1. All drugs have a chemical name.
This name provides a description of the molecule according to the rules outlined in Chemical Abstracts (e.g. 2-acetyloxybenzoic
2. Most drugs are given a generic name, commonly used in psychopharmacology (e.g. acetylsalicylic acid)
3. Drugs are usually assigned a proprietary name (brand or trade name) by the manufacturer (e.g. Aspirin commercialized by Bayer)
This name is : protected by trademark laws, easy to pronounce and may suggest a drug’s therapeutic action.
The three examples given in parentheses above represent the same drug, which is Aspirin.
Another example is the generic antipsychotic clozapine which is sold under the brand name Clozaril. The brand name may change depending on the country in which the medication is marketed.
The chemical and generic names are universal, which means the same nomenclature is used worldwide.
Difficulty in finding a drug’s name can occur when using a brand name. The brand name may vary from one country to another; therefore it is useful to consult the appropriate reference materials.
The CPS is a Canadian Drug Reference for Health Professionals and it is available in both official languages.
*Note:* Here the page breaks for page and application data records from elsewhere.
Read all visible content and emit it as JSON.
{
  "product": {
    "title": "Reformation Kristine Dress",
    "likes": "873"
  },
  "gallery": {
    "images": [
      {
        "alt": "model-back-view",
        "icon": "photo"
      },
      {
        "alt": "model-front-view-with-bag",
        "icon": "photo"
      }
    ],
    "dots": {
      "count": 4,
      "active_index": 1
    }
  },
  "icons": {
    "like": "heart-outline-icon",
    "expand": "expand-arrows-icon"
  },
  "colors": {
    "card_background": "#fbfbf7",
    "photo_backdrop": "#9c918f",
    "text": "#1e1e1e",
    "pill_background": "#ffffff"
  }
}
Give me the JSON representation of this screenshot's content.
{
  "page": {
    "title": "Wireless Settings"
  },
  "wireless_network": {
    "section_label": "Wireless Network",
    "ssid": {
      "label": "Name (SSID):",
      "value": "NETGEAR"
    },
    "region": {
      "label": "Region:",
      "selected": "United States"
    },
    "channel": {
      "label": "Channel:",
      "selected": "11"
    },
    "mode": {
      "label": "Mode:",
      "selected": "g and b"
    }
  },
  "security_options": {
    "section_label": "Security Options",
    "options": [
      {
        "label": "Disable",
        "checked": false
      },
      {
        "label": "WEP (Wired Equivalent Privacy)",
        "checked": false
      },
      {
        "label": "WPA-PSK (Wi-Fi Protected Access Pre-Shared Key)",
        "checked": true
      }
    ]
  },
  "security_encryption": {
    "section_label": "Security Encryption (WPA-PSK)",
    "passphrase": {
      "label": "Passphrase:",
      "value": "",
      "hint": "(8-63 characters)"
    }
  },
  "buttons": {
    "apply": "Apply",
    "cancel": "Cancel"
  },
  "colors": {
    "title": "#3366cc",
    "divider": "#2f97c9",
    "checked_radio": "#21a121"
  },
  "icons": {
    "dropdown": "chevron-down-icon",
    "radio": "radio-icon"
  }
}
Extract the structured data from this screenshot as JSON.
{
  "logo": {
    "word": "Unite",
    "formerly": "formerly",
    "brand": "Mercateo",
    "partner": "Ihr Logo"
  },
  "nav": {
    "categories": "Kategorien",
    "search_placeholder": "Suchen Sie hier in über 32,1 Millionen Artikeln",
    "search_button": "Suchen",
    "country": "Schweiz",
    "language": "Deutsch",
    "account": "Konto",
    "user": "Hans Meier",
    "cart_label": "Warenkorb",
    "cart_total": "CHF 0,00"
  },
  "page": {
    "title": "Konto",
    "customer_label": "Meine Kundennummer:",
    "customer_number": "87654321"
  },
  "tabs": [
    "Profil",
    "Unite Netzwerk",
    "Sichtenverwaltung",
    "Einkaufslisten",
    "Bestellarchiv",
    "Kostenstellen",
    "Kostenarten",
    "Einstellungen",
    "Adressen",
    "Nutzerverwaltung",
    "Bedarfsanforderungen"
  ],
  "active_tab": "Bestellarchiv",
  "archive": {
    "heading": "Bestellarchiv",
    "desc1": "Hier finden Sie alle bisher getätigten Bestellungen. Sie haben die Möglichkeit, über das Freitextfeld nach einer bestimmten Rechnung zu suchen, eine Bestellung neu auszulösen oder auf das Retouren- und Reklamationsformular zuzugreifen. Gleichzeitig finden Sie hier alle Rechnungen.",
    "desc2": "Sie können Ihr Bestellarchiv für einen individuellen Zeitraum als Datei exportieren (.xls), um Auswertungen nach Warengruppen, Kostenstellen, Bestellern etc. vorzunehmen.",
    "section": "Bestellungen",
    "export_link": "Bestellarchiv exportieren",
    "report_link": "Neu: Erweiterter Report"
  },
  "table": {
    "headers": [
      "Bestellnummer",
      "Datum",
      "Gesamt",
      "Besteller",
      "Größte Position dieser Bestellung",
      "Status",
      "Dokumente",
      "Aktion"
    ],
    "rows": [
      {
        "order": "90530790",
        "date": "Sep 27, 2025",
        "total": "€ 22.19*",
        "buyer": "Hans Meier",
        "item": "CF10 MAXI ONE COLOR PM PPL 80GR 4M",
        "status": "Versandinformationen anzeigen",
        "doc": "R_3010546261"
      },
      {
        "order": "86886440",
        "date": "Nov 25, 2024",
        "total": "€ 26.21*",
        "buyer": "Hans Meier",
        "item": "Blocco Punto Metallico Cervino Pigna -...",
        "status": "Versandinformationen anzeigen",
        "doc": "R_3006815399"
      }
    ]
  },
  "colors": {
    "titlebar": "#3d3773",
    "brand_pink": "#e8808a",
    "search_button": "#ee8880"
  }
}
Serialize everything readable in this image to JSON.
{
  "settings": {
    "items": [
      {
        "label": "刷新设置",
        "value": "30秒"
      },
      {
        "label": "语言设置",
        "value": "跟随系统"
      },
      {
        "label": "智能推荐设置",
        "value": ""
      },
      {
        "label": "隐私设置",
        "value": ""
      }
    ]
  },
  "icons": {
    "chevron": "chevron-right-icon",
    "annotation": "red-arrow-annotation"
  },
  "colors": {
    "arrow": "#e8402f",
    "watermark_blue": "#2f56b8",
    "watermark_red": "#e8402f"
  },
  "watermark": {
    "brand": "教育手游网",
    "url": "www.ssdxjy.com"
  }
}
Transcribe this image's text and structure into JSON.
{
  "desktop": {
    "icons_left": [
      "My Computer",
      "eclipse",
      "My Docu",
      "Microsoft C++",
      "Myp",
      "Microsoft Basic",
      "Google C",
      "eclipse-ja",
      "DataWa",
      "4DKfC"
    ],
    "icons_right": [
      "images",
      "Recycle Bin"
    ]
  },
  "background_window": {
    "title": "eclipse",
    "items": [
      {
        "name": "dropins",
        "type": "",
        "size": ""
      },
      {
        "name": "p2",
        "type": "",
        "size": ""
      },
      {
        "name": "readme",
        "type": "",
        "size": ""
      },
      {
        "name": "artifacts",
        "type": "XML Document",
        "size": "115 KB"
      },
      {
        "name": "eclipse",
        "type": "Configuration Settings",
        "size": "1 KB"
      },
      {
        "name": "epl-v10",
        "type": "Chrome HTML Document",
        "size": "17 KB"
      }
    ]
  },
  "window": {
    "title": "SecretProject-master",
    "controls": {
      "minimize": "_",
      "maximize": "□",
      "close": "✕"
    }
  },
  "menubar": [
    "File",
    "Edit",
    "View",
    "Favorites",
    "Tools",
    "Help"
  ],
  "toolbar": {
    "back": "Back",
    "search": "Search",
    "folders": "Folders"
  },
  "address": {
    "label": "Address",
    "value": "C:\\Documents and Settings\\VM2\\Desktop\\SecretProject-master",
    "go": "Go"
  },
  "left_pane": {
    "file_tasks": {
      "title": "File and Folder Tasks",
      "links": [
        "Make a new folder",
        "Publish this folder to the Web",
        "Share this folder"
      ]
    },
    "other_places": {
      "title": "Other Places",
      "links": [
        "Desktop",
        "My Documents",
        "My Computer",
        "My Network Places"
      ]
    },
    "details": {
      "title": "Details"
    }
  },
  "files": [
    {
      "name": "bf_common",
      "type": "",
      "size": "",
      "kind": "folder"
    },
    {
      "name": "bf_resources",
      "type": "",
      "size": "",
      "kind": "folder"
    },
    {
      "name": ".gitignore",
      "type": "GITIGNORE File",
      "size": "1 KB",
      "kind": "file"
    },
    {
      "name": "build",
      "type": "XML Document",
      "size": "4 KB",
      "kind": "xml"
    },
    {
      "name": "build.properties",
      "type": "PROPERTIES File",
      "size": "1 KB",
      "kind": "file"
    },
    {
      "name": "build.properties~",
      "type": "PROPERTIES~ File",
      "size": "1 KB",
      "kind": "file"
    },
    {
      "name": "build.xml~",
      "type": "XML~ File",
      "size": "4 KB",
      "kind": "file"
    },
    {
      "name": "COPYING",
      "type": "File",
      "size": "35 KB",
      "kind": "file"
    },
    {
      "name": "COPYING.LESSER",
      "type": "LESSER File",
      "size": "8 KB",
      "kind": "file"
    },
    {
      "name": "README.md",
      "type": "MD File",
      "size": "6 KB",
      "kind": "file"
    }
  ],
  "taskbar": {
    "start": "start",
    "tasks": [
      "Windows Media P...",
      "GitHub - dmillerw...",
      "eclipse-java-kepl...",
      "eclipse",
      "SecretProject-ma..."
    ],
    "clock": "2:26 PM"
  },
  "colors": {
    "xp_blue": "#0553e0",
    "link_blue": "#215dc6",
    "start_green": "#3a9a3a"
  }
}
It is published by the Canadian Pharmacists Association in hard and soft copies. The latter is available by subscription (www.e-cps.ca). For more information, go to www.pharmacists.ca/e-cps The CPS is also available in French.
This is an online tool which offers access to world leading drug and health care resources, including the Martindale. Its coverage of proprietary preparations has expanded to approximately 40 countries. MedecinesComplete is offered by subscription only.
The Martindale, similar to the CPS, does exist in CD-ROM and it is linked to several health care reference websites such as www.medicinescomplete.com which provides online access to international drug information.
The Merck Manuals are a series of health-care books for medical professionals and consumers. Some documents have been translated into French.
Micromedex is another good source of information on medications.
Most of these websites require a subscription. Wikipedia and Google Scholar (where the language can be changed) provide some information in French but it is not as complete as the same information given in English.
Information is also provided on CAMH Resources relating to Medication